# Work to be completed
With nothing left out, repeat every entry exactly.

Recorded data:
____________________

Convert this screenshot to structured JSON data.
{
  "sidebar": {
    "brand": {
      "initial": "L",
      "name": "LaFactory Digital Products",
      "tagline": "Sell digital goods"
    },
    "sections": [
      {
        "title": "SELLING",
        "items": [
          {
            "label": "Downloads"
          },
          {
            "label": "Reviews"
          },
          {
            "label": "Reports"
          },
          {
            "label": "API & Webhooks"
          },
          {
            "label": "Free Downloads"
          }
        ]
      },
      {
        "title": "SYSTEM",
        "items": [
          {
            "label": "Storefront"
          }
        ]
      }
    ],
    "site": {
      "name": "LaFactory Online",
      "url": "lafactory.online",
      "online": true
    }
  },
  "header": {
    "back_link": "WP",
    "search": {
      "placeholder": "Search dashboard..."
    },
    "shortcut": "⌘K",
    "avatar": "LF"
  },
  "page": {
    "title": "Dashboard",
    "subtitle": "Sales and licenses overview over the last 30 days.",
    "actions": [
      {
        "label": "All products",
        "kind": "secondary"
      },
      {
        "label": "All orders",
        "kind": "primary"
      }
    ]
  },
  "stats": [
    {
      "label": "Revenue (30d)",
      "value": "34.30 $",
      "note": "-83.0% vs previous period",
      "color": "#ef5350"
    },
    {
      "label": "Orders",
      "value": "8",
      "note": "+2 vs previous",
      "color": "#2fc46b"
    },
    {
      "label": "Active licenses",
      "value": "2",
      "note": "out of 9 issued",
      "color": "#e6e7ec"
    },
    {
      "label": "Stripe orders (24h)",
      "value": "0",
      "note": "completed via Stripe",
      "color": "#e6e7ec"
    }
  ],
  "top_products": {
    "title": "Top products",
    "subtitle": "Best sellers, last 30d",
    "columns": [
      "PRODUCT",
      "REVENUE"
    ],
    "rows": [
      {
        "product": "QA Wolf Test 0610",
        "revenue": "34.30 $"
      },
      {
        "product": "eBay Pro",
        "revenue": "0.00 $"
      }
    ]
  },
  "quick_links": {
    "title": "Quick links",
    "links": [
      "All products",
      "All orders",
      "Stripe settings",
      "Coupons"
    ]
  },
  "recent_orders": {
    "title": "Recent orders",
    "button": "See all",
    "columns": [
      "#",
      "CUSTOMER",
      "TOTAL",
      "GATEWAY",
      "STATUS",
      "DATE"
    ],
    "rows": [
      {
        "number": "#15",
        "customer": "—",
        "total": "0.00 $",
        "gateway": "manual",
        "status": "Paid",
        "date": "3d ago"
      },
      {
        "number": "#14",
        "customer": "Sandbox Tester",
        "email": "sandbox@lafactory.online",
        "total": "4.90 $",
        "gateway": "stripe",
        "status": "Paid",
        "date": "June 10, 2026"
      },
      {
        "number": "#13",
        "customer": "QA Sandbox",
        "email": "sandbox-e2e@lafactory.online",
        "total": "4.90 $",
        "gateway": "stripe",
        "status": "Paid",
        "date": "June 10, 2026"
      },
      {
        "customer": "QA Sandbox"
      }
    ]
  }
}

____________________

# Answer space
Convert this screenshot to structured JSON data.
{
  "sidebar": {
    "brand": {
      "initial": "L",
      "name": "LaFactory Digital Products",
      "tagline": "Sell digital goods"
    },
    "sections": [
      {
        "title": "SELLING",
        "items": [
          {
            "label": "Downloads"
          },
          {
            "label": "Reviews"
          },
          {
            "label": "Reports"
          },
          {
            "label": "API & Webhooks"
          },
          {
            "label": "Free Downloads"
          }
        ]
      },
      {
        "title": "SYSTEM",
        "items": [
          {
            "label": "Storefront"
          }
        ]
      }
    ],
    "site": {
      "name": "LaFactory Online",
      "url": "lafactory.online",
      "online": true
    }
  },
  "header": {
    "back_link": "WP",
    "search": {
      "placeholder": "Search dashboard..."
    },
    "shortcut": "⌘K",
    "avatar": "LF"
  },
  "page": {
    "title": "Dashboard",
    "subtitle": "Sales and licenses overview over the last 30 days.",
    "actions": [
      {
        "label": "All products",
        "kind": "secondary"
      },
      {
        "label": "All orders",
        "kind": "primary"
      }
    ]
  },
  "stats": [
    {
      "label": "Revenue (30d)",
      "value": "34.30 $",
      "note": "-83.0% vs previous period",
      "color": "#ef5350"
    },
    {
      "label": "Orders",
      "value": "8",
      "note": "+2 vs previous",
      "color": "#2fc46b"
    },
    {
      "label": "Active licenses",
      "value": "2",
      "note": "out of 9 issued",
      "color": "#e6e7ec"
    },
    {
      "label": "Stripe orders (24h)",
      "value": "0",
      "note": "completed via Stripe",
      "color": "#e6e7ec"
    }
  ],
  "top_products": {
    "title": "Top products",
    "subtitle": "Best sellers, last 30d",
    "columns": [
      "PRODUCT",
      "REVENUE"
    ],
    "rows": [
      {
        "product": "QA Wolf Test 0610",
        "revenue": "34.30 $"
      },
      {
        "product": "eBay Pro",
        "revenue": "0.00 $"
      }
    ]
  },
  "quick_links": {
    "title": "Quick links",
    "links": [
      "All products",
      "All orders",
      "Stripe settings",
      "Coupons"
    ]
  },
  "recent_orders": {
    "title": "Recent orders",
    "button": "See all",
    "columns": [
      "#",
      "CUSTOMER",
      "TOTAL",
      "GATEWAY",
      "STATUS",
      "DATE"
    ],
    "rows": [
      {
        "number": "#15",
        "customer": "—",
        "total": "0.00 $",
        "gateway": "manual",
        "status": "Paid",
        "date": "3d ago"
      },
      {
        "number": "#14",
        "customer": "Sandbox Tester",
        "email": "sandbox@lafactory.online",
        "total": "4.90 $",
        "gateway": "stripe",
        "status": "Paid",
        "date": "June 10, 2026"
      },
      {
        "number": "#13",
        "customer": "QA Sandbox",
        "email": "sandbox-e2e@lafactory.online",
        "total": "4.90 $",
        "gateway": "stripe",
        "status": "Paid",
        "date": "June 10, 2026"
      },
      {
        "customer": "QA Sandbox"
      }
    ]
  }
}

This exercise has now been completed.